- Given records -
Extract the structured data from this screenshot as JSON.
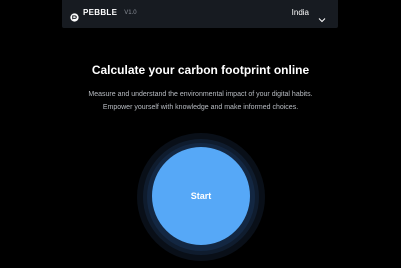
{
  "header": {
    "brand": "PEBBLE",
    "version": "V1.0",
    "logo_icon": "pebble-logo-icon",
    "country": "India",
    "country_icon": "chevron-down-icon"
  },
  "hero": {
    "title": "Calculate your carbon footprint online",
    "description": "Measure and understand the environmental impact of your digital habits. Empower yourself with knowledge and make informed choices.",
    "start_label": "Start"
  },
  "colors": {
    "background": "#000000",
    "header_bg": "#171b21",
    "accent": "#56a8f7",
    "muted_text": "#b9bdc3"
  }
}
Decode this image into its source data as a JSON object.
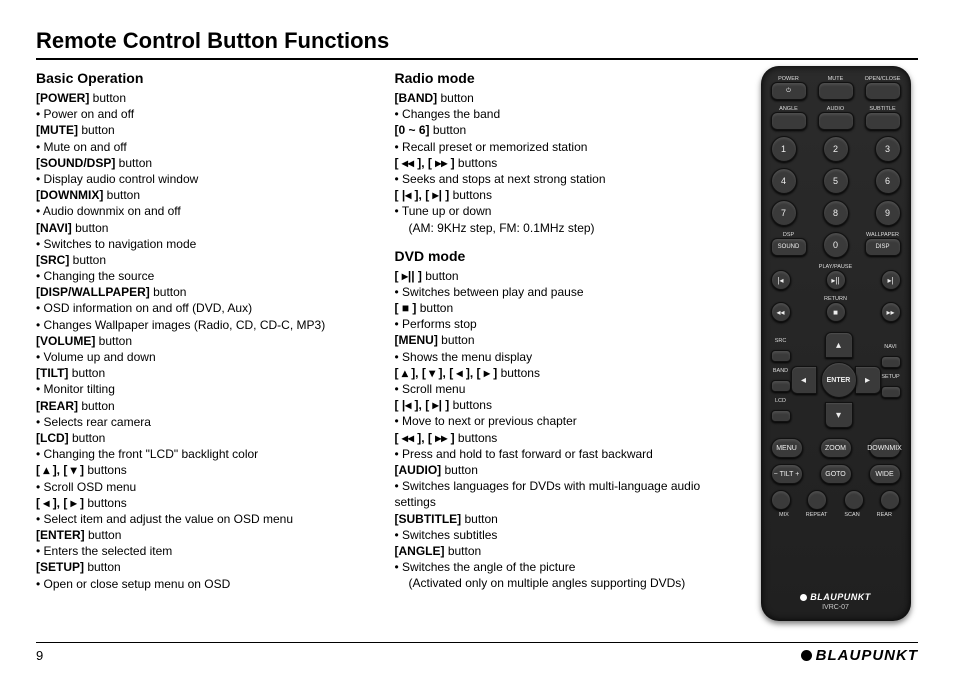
{
  "title": "Remote Control Button Functions",
  "page_number": "9",
  "brand": "BLAUPUNKT",
  "remote": {
    "brand": "BLAUPUNKT",
    "model": "IVRC-07",
    "top_labels": [
      "POWER",
      "MUTE",
      "OPEN/CLOSE",
      "ANGLE",
      "AUDIO",
      "SUBTITLE"
    ],
    "numpad": [
      "1",
      "2",
      "3",
      "4",
      "5",
      "6",
      "7",
      "8",
      "9",
      "0"
    ],
    "mid_labels": [
      "DSP",
      "WALLPAPER",
      "SOUND",
      "DISP"
    ],
    "playpause": "PLAY/PAUSE",
    "return": "RETURN",
    "side_labels": [
      "SRC",
      "NAVI",
      "BAND",
      "SETUP",
      "LCD"
    ],
    "enter": "ENTER",
    "bottom_rows": [
      [
        "MENU",
        "ZOOM",
        "DOWNMIX"
      ],
      [
        "− TILT +",
        "GOTO",
        "WIDE"
      ],
      [
        "MIX",
        "REPEAT",
        "SCAN",
        "REAR"
      ]
    ]
  },
  "sections": {
    "basic": {
      "title": "Basic Operation",
      "items": [
        {
          "label": "[POWER]",
          "suffix": " button",
          "desc": "• Power on and off"
        },
        {
          "label": "[MUTE]",
          "suffix": " button",
          "desc": "• Mute on and off"
        },
        {
          "label": "[SOUND/DSP]",
          "suffix": " button",
          "desc": "• Display audio control window"
        },
        {
          "label": "[DOWNMIX]",
          "suffix": " button",
          "desc": "• Audio downmix on and off"
        },
        {
          "label": "[NAVI]",
          "suffix": " button",
          "desc": "• Switches to navigation mode"
        },
        {
          "label": "[SRC]",
          "suffix": " button",
          "desc": "• Changing the source"
        },
        {
          "label": "[DISP/WALLPAPER]",
          "suffix": " button",
          "desc": "• OSD information on and off (DVD, Aux)",
          "desc2": "• Changes Wallpaper images (Radio, CD, CD-C, MP3)"
        },
        {
          "label": "[VOLUME]",
          "suffix": " button",
          "desc": "• Volume up and down"
        },
        {
          "label": "[TILT]",
          "suffix": " button",
          "desc": "• Monitor tilting"
        },
        {
          "label": "[REAR]",
          "suffix": " button",
          "desc": "• Selects rear camera"
        },
        {
          "label": "[LCD]",
          "suffix": " button",
          "desc": "• Changing the front \"LCD\" backlight color"
        },
        {
          "label": "[ ▴ ], [ ▾ ]",
          "suffix": " buttons",
          "desc": "• Scroll OSD menu"
        },
        {
          "label": "[ ◂ ], [ ▸ ]",
          "suffix": " buttons",
          "desc": "• Select item and adjust the value on OSD menu"
        },
        {
          "label": "[ENTER]",
          "suffix": " button",
          "desc": "• Enters the selected item"
        },
        {
          "label": "[SETUP]",
          "suffix": " button",
          "desc": "• Open or close setup menu on OSD"
        }
      ]
    },
    "radio": {
      "title": "Radio mode",
      "items": [
        {
          "label": "[BAND]",
          "suffix": " button",
          "desc": "• Changes the band"
        },
        {
          "label": "[0 ~ 6]",
          "suffix": " button",
          "desc": "• Recall preset or memorized station"
        },
        {
          "label": "[ ◂◂ ], [ ▸▸ ]",
          "suffix": " buttons",
          "desc": "• Seeks and stops at next strong station"
        },
        {
          "label": "[ |◂ ], [ ▸| ]",
          "suffix": " buttons",
          "desc": "• Tune up or down",
          "sub": "(AM: 9KHz step, FM: 0.1MHz step)"
        }
      ]
    },
    "dvd": {
      "title": "DVD mode",
      "items": [
        {
          "label": "[ ▸|| ]",
          "suffix": " button",
          "desc": "• Switches between play and pause"
        },
        {
          "label": "[ ■ ]",
          "suffix": " button",
          "desc": "• Performs stop"
        },
        {
          "label": "[MENU]",
          "suffix": " button",
          "desc": "• Shows the menu display"
        },
        {
          "label": "[ ▴ ], [ ▾ ], [ ◂ ], [ ▸ ]",
          "suffix": " buttons",
          "desc": "• Scroll menu"
        },
        {
          "label": "[ |◂ ], [ ▸| ]",
          "suffix": " buttons",
          "desc": "• Move to next or previous chapter"
        },
        {
          "label": "[ ◂◂ ], [ ▸▸ ]",
          "suffix": " buttons",
          "desc": "• Press and hold to fast forward or fast backward"
        },
        {
          "label": "[AUDIO]",
          "suffix": " button",
          "desc": "• Switches languages for DVDs with multi-language audio settings"
        },
        {
          "label": "[SUBTITLE]",
          "suffix": " button",
          "desc": "• Switches subtitles"
        },
        {
          "label": "[ANGLE]",
          "suffix": " button",
          "desc": "• Switches the angle of the picture",
          "sub": "(Activated only on multiple angles supporting DVDs)"
        }
      ]
    }
  }
}
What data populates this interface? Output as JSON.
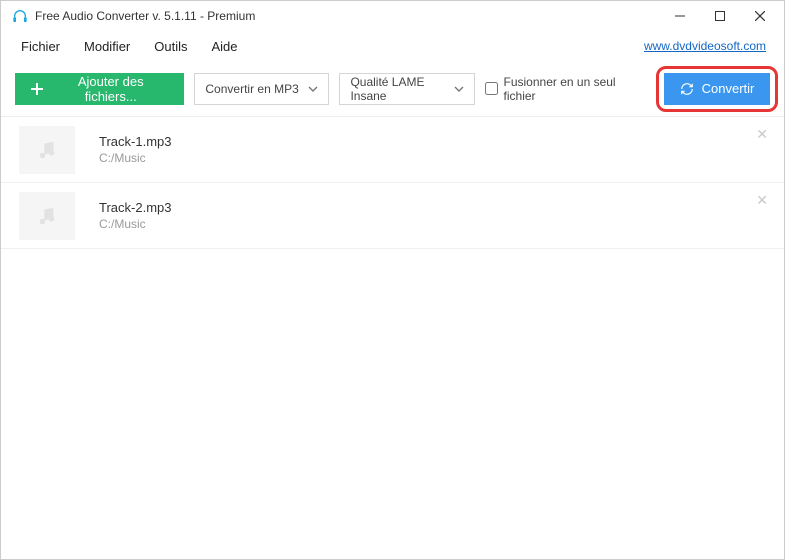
{
  "window": {
    "title": "Free Audio Converter v. 5.1.11 - Premium"
  },
  "menubar": {
    "items": [
      "Fichier",
      "Modifier",
      "Outils",
      "Aide"
    ],
    "link_text": "www.dvdvideosoft.com"
  },
  "toolbar": {
    "add_label": "Ajouter des fichiers...",
    "format_selected": "Convertir en MP3",
    "quality_selected": "Qualité LAME Insane",
    "merge_label": "Fusionner en un seul fichier",
    "convert_label": "Convertir"
  },
  "tracks": [
    {
      "name": "Track-1.mp3",
      "path": "C:/Music"
    },
    {
      "name": "Track-2.mp3",
      "path": "C:/Music"
    }
  ]
}
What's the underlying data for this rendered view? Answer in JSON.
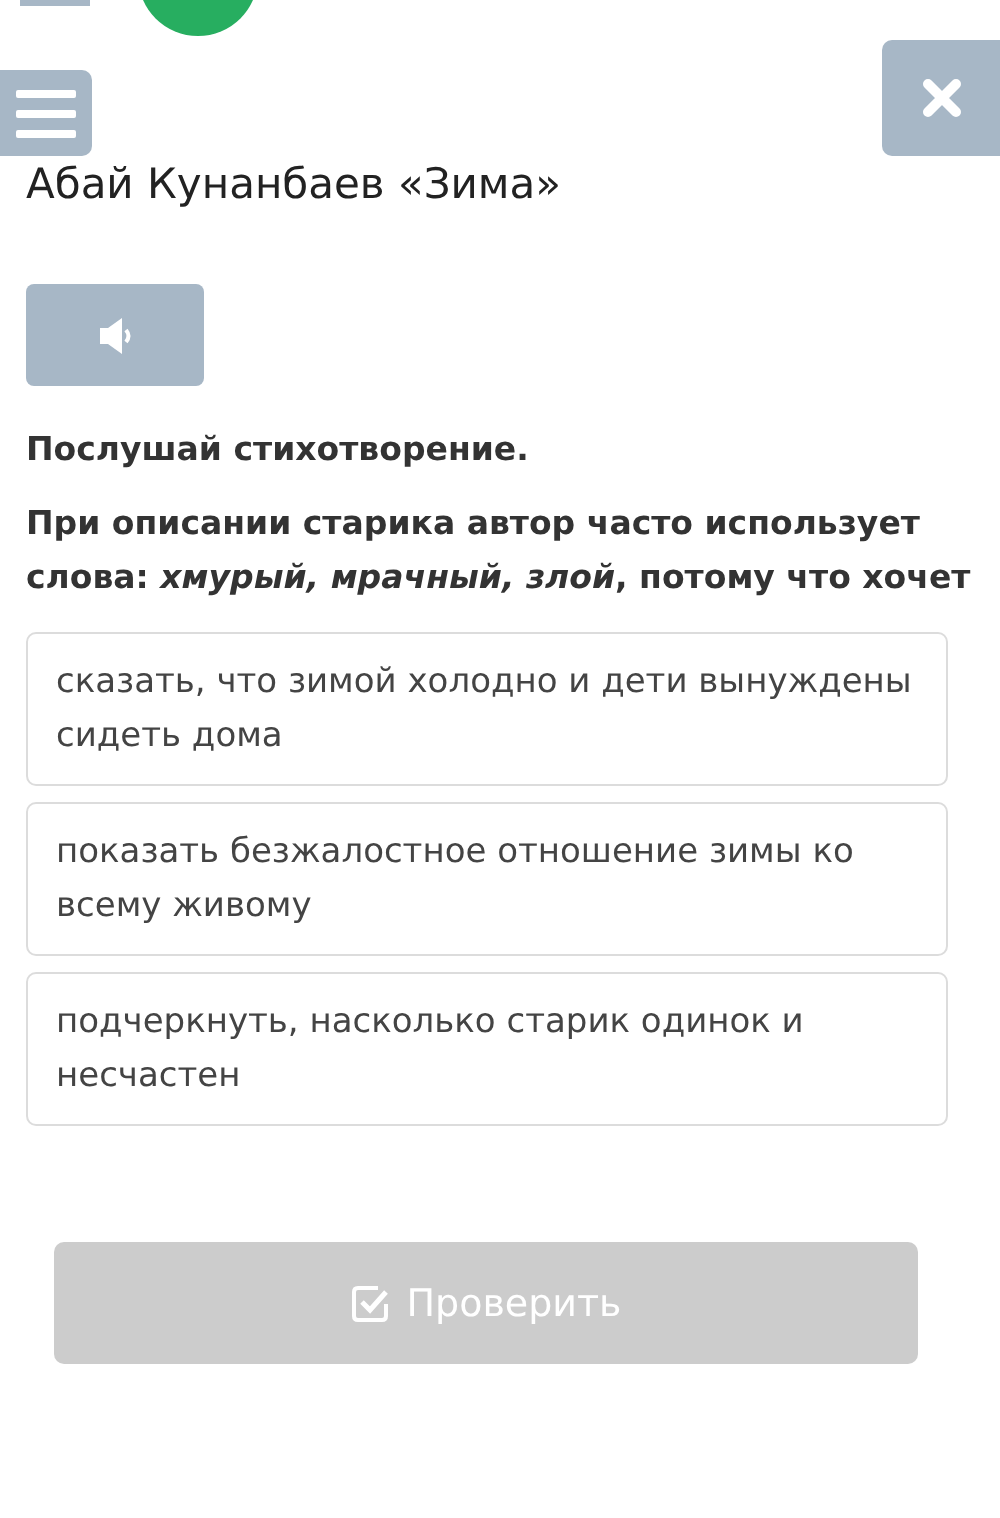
{
  "title": "Абай Кунанбаев «Зима»",
  "instruction": "Послушай стихотворение.",
  "question": "При описании старика автор часто использует слова: *хмурый, мрачный, злой*, потому что хочет",
  "options": [
    {
      "text": "сказать, что зимой холодно и дети вынуждены сидеть дома",
      "selected": false
    },
    {
      "text": "показать безжалостное отношение зимы ко всему живому",
      "selected": false
    },
    {
      "text": "подчеркнуть, насколько старик одинок и несчастен",
      "selected": false
    }
  ],
  "check_button": {
    "label": "Проверить",
    "disabled": true
  }
}
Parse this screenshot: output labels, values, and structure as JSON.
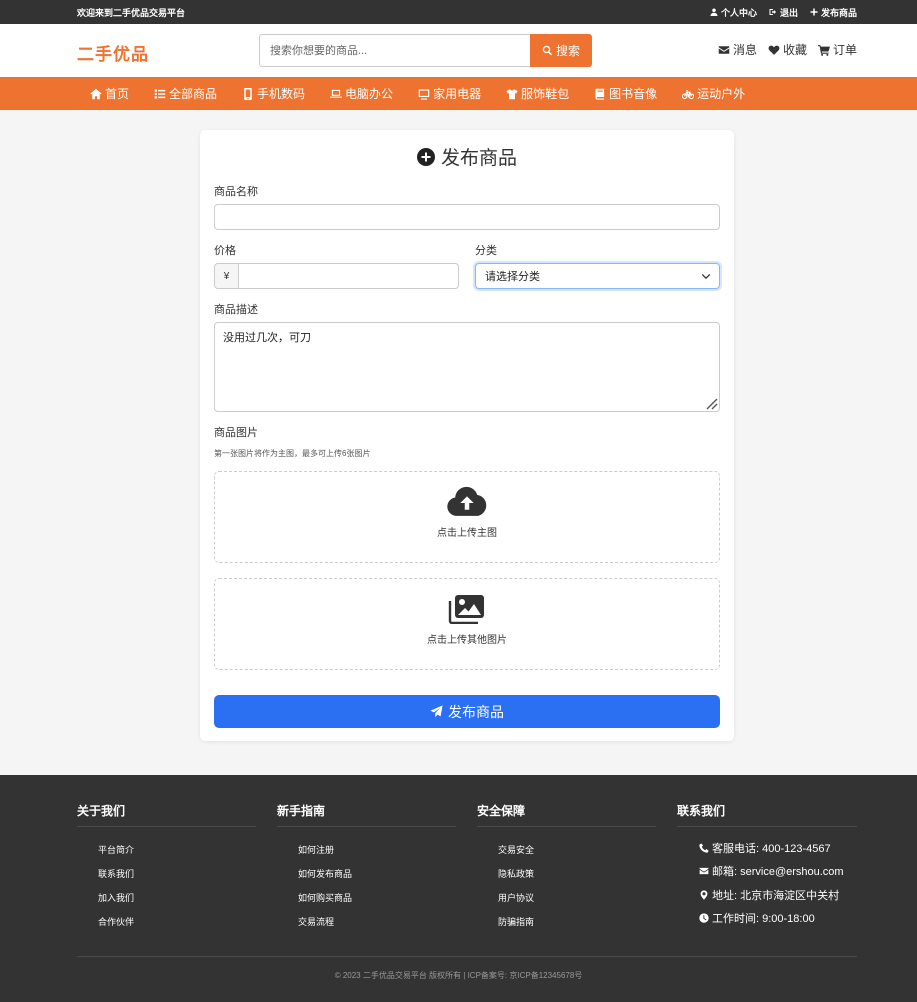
{
  "topbar": {
    "welcome": "欢迎来到二手优品交易平台",
    "links": [
      {
        "label": "个人中心",
        "icon": "user-icon"
      },
      {
        "label": "退出",
        "icon": "logout-icon"
      },
      {
        "label": "发布商品",
        "icon": "plus-icon"
      }
    ]
  },
  "header": {
    "logo": "二手优品",
    "search_placeholder": "搜索你想要的商品...",
    "search_button": "搜索",
    "links": [
      {
        "label": "消息",
        "icon": "envelope-icon"
      },
      {
        "label": "收藏",
        "icon": "heart-icon"
      },
      {
        "label": "订单",
        "icon": "cart-icon"
      }
    ]
  },
  "nav": {
    "items": [
      {
        "label": "首页",
        "icon": "home-icon"
      },
      {
        "label": "全部商品",
        "icon": "list-icon"
      },
      {
        "label": "手机数码",
        "icon": "mobile-icon"
      },
      {
        "label": "电脑办公",
        "icon": "laptop-icon"
      },
      {
        "label": "家用电器",
        "icon": "tv-icon"
      },
      {
        "label": "服饰鞋包",
        "icon": "shirt-icon"
      },
      {
        "label": "图书音像",
        "icon": "book-icon"
      },
      {
        "label": "运动户外",
        "icon": "bicycle-icon"
      }
    ]
  },
  "form": {
    "title": "发布商品",
    "name_label": "商品名称",
    "name_value": "",
    "price_label": "价格",
    "price_prefix": "¥",
    "price_value": "",
    "category_label": "分类",
    "category_selected": "请选择分类",
    "desc_label": "商品描述",
    "desc_value": "没用过几次，可刀",
    "images_label": "商品图片",
    "images_hint": "第一张图片将作为主图，最多可上传6张图片",
    "upload_main": "点击上传主图",
    "upload_other": "点击上传其他图片",
    "submit": "发布商品",
    "accent": "#2b6ff2"
  },
  "footer": {
    "columns": [
      {
        "title": "关于我们",
        "items": [
          "平台简介",
          "联系我们",
          "加入我们",
          "合作伙伴"
        ]
      },
      {
        "title": "新手指南",
        "items": [
          "如何注册",
          "如何发布商品",
          "如何购买商品",
          "交易流程"
        ]
      },
      {
        "title": "安全保障",
        "items": [
          "交易安全",
          "隐私政策",
          "用户协议",
          "防骗指南"
        ]
      }
    ],
    "contact_title": "联系我们",
    "contact": [
      {
        "text": "客服电话: 400-123-4567",
        "icon": "phone-icon"
      },
      {
        "text": "邮箱: service@ershou.com",
        "icon": "envelope-icon"
      },
      {
        "text": "地址: 北京市海淀区中关村",
        "icon": "location-icon"
      },
      {
        "text": "工作时间: 9:00-18:00",
        "icon": "clock-icon"
      }
    ],
    "copyright": "© 2023 二手优品交易平台 版权所有 | ICP备案号: 京ICP备12345678号"
  },
  "colors": {
    "brand": "#ef7330",
    "topbar": "#333333",
    "footer": "#333333"
  }
}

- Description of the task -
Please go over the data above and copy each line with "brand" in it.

- Your response -
    "brand": "PEBBLE",
  "brand": "BLAUPUNKT",
    "brand": "BLAUPUNKT",
    "brand": "#ef7330",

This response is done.